Canon is reporting that it has been forced to ship ink cartridges without chips that identify ink levels, leading to error messages when the cartridges are inserted. The company has published a workaround while it sorts the issue out.
Canon reported that supply chain shortages have forced the printer manufacturer to ship consumable print cartridges without certain semiconductors inside them. Canon doesn’t describe exactly what these chips do, though a German support page (as discovered by TechRadar) says that they oversee “certain additional functions” such as toner level detection.
“To ensure a continuous and reliable supply of consumables, we have chosen to supply consumables without a semiconductor component until normal supply resumes,” Canon said via translation. “While there is no negative impact on print quality when consumables are used without electronic components, certain additional functions, such as .B toner level detection, may be affected.”
The issues seem to affect Canon’s ImageRunner line of multifunction printers for homes and small offices. While print quality won’t be affected, print quantity may be. If one of the printers uses the cartridges without a chip inside it, it will detect the toner level at either “100%” or “0%,” with nothing in between. If the toner is at 0%, it should be considered empty and replaced.
In the case of a printer like the ImageRunner C3025i, Canon will display the following error message. Canaon recommends that users simply press the “I agree” button to move on and print normally.
Canon did not say whether the new chips are also used to authenticate approved Canon-brand cartridges.
As PCWorld’s senior editor, Mark focuses on Microsoft news and chip technology, among other beats.

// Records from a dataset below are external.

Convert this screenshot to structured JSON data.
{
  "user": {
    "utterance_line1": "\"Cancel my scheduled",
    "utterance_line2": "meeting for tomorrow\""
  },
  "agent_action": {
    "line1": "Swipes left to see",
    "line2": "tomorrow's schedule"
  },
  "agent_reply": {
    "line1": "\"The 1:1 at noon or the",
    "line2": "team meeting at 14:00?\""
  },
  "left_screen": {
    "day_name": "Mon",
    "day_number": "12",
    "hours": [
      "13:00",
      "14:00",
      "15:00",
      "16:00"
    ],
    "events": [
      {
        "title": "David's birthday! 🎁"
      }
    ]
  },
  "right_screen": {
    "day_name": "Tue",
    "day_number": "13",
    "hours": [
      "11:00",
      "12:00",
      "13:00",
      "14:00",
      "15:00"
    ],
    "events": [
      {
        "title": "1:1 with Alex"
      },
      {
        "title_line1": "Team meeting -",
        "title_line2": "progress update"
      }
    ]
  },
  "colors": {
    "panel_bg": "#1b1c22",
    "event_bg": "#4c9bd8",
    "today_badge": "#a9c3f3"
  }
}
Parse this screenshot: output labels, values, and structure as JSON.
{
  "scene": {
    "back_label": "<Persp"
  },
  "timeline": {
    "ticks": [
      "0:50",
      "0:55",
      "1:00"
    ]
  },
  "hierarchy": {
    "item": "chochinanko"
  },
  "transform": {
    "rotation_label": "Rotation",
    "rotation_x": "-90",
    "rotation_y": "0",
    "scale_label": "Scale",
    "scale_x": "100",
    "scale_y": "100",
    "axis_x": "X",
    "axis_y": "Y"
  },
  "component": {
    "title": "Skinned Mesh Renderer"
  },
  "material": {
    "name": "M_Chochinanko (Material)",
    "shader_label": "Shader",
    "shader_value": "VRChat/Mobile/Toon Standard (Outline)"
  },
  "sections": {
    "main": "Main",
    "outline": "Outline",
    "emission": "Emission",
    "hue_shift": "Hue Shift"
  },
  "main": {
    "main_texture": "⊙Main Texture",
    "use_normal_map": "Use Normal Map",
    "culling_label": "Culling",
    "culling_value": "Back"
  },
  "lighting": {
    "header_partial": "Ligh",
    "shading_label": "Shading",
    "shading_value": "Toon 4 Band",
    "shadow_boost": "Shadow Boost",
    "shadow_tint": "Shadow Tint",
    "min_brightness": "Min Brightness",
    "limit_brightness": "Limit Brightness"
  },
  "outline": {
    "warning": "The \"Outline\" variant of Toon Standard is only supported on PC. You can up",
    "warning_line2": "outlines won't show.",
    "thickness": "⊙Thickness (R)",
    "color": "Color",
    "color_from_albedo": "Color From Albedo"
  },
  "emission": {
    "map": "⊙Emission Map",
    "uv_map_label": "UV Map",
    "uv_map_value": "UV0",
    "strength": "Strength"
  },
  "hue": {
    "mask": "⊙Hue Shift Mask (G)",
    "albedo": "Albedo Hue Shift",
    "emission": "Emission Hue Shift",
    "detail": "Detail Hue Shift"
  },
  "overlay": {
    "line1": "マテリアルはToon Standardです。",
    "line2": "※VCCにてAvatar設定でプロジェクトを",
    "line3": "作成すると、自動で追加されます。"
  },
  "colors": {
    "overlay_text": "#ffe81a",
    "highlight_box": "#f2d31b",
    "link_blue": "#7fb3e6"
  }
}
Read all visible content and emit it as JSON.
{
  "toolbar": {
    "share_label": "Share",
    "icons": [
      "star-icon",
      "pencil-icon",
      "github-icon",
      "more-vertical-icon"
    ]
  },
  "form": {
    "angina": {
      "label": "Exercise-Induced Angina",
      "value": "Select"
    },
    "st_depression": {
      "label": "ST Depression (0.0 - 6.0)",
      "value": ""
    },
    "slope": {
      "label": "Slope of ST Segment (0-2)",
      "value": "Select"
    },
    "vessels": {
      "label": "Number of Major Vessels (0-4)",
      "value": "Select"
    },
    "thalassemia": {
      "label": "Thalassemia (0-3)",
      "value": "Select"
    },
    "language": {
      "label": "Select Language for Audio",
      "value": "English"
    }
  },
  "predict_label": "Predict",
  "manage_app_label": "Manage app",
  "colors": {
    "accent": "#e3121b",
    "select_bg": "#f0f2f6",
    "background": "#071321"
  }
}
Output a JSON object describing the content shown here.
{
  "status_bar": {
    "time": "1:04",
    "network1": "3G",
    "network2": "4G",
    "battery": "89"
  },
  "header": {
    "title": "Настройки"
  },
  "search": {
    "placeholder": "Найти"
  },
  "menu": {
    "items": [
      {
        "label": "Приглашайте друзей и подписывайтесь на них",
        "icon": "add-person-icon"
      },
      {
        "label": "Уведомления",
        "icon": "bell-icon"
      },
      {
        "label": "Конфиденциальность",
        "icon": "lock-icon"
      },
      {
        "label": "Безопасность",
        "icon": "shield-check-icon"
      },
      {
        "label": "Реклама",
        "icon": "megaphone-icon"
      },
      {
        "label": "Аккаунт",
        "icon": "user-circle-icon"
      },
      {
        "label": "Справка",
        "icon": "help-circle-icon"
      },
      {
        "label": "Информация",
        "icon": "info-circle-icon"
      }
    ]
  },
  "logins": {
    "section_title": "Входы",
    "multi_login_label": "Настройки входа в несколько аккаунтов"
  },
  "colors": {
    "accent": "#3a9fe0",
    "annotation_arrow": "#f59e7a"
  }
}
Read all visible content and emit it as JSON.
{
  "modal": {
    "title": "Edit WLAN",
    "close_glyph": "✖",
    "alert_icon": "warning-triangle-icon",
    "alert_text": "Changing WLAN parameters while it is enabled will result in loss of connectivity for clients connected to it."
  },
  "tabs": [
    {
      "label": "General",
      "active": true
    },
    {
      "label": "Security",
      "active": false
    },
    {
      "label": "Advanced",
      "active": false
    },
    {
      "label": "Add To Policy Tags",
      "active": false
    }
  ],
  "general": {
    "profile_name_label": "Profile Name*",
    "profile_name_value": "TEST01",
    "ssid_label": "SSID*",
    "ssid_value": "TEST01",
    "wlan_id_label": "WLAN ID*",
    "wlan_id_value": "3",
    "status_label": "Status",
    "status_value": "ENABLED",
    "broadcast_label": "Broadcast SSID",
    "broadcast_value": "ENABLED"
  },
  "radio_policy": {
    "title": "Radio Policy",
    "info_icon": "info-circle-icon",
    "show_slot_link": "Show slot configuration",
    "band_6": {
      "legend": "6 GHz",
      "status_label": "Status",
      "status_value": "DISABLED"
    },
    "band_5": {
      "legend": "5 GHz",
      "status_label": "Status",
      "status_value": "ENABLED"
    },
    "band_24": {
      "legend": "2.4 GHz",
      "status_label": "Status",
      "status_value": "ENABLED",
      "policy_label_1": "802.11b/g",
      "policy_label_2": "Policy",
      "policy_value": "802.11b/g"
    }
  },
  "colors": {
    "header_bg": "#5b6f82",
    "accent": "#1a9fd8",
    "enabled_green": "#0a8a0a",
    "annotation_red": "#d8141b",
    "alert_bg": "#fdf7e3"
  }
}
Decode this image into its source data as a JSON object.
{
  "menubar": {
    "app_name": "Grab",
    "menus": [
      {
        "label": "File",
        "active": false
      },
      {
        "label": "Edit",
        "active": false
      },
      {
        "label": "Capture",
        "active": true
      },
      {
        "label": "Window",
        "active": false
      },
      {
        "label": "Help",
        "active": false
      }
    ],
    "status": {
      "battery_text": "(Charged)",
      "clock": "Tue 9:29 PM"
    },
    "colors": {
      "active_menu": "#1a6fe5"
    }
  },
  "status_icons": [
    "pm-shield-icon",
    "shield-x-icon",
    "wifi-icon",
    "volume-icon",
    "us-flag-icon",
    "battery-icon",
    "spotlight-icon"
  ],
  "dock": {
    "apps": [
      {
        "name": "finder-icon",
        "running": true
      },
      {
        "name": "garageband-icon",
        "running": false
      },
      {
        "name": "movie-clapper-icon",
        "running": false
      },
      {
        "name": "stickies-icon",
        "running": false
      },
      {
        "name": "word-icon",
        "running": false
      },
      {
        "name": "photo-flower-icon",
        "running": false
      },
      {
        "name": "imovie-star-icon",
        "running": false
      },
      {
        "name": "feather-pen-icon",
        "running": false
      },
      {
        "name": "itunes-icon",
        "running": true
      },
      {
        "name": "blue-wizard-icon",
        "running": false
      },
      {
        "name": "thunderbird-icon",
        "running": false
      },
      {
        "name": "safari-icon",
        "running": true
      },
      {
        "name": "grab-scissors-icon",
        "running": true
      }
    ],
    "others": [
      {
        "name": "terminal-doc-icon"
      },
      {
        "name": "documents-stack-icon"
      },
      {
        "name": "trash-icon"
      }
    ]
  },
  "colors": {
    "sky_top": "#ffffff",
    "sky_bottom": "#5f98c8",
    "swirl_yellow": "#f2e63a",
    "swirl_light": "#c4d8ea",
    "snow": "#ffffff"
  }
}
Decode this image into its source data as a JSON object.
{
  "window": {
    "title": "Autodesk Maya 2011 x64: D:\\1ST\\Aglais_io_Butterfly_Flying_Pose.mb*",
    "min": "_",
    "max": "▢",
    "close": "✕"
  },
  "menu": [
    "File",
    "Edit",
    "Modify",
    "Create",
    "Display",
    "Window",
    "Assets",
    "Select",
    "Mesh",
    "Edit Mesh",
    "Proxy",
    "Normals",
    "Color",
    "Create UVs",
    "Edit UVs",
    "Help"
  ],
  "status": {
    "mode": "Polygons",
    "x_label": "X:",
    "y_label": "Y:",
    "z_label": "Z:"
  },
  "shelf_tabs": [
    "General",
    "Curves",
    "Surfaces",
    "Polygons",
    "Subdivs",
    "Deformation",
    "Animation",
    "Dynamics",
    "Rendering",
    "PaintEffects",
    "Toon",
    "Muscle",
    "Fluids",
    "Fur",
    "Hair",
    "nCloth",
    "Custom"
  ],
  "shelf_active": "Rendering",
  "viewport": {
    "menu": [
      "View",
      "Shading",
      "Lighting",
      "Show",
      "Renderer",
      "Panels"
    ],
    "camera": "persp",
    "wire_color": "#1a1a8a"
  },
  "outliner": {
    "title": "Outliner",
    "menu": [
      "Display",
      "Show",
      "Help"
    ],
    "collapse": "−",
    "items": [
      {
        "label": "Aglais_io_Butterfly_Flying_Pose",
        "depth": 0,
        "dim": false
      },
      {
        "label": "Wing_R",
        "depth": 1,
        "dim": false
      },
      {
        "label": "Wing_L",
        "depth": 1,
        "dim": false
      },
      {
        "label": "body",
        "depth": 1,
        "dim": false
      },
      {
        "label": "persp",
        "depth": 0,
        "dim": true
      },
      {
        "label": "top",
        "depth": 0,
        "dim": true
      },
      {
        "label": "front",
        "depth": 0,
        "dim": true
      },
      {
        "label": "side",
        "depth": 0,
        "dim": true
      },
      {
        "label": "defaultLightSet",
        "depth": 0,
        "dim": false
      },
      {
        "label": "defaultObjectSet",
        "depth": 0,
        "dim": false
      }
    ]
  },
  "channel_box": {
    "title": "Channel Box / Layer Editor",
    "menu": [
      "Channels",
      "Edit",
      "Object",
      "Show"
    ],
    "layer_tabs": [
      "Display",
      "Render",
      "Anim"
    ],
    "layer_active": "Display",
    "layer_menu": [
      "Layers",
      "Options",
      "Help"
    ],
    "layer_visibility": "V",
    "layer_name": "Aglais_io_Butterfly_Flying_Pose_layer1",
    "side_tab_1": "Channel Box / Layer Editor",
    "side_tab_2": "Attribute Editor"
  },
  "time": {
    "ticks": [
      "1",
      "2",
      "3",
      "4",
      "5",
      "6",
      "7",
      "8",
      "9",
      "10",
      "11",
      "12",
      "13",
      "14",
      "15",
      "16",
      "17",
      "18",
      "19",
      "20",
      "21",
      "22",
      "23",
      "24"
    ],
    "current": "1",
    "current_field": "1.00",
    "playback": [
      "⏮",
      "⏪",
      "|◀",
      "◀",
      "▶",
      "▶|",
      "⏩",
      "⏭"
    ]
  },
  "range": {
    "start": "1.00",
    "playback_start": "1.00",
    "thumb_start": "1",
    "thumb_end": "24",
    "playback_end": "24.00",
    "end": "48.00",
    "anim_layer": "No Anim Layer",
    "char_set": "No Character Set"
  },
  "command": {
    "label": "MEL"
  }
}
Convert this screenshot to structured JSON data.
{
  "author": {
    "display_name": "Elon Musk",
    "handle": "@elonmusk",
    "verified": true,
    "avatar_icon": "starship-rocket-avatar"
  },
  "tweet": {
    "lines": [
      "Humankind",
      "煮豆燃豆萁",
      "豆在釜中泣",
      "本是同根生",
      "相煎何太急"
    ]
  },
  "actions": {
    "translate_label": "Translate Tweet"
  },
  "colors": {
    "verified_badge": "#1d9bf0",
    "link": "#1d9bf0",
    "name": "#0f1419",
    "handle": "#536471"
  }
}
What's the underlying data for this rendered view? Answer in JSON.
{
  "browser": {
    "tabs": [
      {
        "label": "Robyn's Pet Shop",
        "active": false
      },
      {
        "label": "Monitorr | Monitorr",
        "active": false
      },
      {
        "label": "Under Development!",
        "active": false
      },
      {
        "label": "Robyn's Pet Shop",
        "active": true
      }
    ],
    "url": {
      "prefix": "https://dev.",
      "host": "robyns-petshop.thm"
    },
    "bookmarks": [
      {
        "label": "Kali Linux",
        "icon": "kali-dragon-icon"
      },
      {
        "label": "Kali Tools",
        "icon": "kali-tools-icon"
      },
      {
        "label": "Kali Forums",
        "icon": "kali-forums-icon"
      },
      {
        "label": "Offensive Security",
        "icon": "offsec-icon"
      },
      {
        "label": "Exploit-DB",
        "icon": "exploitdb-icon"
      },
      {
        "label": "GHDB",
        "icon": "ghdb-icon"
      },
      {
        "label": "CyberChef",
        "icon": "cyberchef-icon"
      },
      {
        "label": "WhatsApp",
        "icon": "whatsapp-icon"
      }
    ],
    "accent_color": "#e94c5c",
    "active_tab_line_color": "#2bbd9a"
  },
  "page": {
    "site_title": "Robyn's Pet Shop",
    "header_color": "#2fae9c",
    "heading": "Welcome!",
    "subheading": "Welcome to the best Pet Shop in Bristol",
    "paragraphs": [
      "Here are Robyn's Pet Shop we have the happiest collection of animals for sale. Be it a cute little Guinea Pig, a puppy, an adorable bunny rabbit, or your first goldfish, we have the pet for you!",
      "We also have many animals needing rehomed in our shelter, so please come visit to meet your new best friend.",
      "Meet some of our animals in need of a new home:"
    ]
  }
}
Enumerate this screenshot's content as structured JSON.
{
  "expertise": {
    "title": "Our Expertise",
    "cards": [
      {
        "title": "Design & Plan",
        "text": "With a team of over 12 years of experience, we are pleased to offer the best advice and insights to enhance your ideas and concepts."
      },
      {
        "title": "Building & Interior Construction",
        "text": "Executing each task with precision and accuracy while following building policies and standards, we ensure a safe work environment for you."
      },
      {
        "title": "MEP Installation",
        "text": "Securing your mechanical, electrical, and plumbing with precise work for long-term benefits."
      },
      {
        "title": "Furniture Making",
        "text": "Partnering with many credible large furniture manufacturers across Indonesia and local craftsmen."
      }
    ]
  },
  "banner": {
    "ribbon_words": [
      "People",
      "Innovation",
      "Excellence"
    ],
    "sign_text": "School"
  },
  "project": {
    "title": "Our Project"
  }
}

He has formerly written for PCMag, BYTE, Slashdot, eWEEK, and ReadWrite.